Lets just leave it at that Criag. I have a lot of respect for their views as well. I've been in a cantankerous mood of late, and I lose patience with sub-par work being lauded as anything other than as sub-par work. Which is the case with the picture show, because I saw it.

41.

George

May 22, 2005, 10:28 PM

Fodder
Mudder

42.

alesh

May 23, 2005, 4:35 AM

I absolutly positivly hate the "word paintings" Ruscha is most famous for. I sort of enjoy his photo "books." The mam show had a piece entitled "Little snitches like you end up in dumpsters all over town" which had the words, each blacked out with a bar; that was pretty sharp. Similar piece here.

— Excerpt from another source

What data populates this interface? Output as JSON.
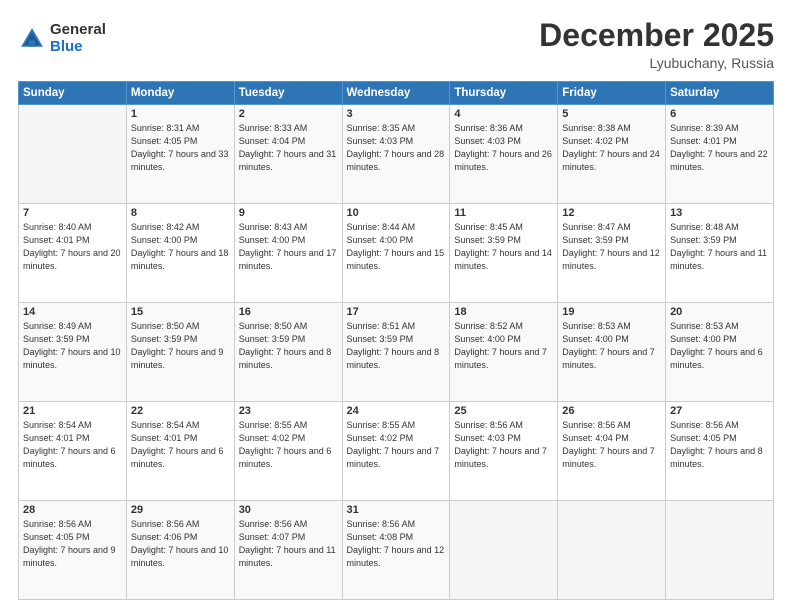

Oldpro~ If you've never been to the MAC, it might be worth your while to check the show out. It's not just a random sampling of this work. It's flat-out spectacular, much more so then the MAM's geometry show (a couple pieces appear in both). You'll be impressed, if not by the work, then by the place's ability to pull together this comprehensive a show. And it's right in your backyard.

Do you guys know Charles Ray? Some of his great early work is in the show, too. Some great Baldessari pieces. A tour-de-force of Sherie Levine's Robert Frank rip-offs (which don't need to be seen to be appreciated, but are impressive anyways). Kick-ass photos of Andy Warhol in drag. Early work of Peter Fischli and David Weiss, who are my heroes. A copy of the original newspaper of the Yves Klein jump. And a wall of Sigmar Polke's photos, one of which I fell in love with at Palm Beach 3. The Bechers. On and on...

43.

that guy

May 23, 2005, 6:33 AM

you are just making my point for me now alesh.

44.

alesh

May 23, 2005, 6:45 AM

truly, it's my pleasure, guy.

may you one day know the pleasure of things like the kleptones' a night at the hip-hopera. good luck.

45.

oldpro

May 23, 2005, 4:47 PM

Alesh, I will try to go look, just to do my bona fides, although, as Guy intimates, your description, while enthusuastic, is hardly encouraging.

I know the work of the artists you mention, although perhaps not the particular pieces in the show. Hearing that something does not need to be seen to be appreciated does not exactly make me want to run over and see it, and I don't think Andy in drag will do much for me, but I will do my best.

46.

cesar beltran

May 23, 2005, 9:45 PM

I'm cubanned all the time here in SoFla

Subscribe

@franklin_e

franklin.e

Offers

Other Projects

Legal

Design and content ©2003-2017 Franklin Einspruch except where otherwise noted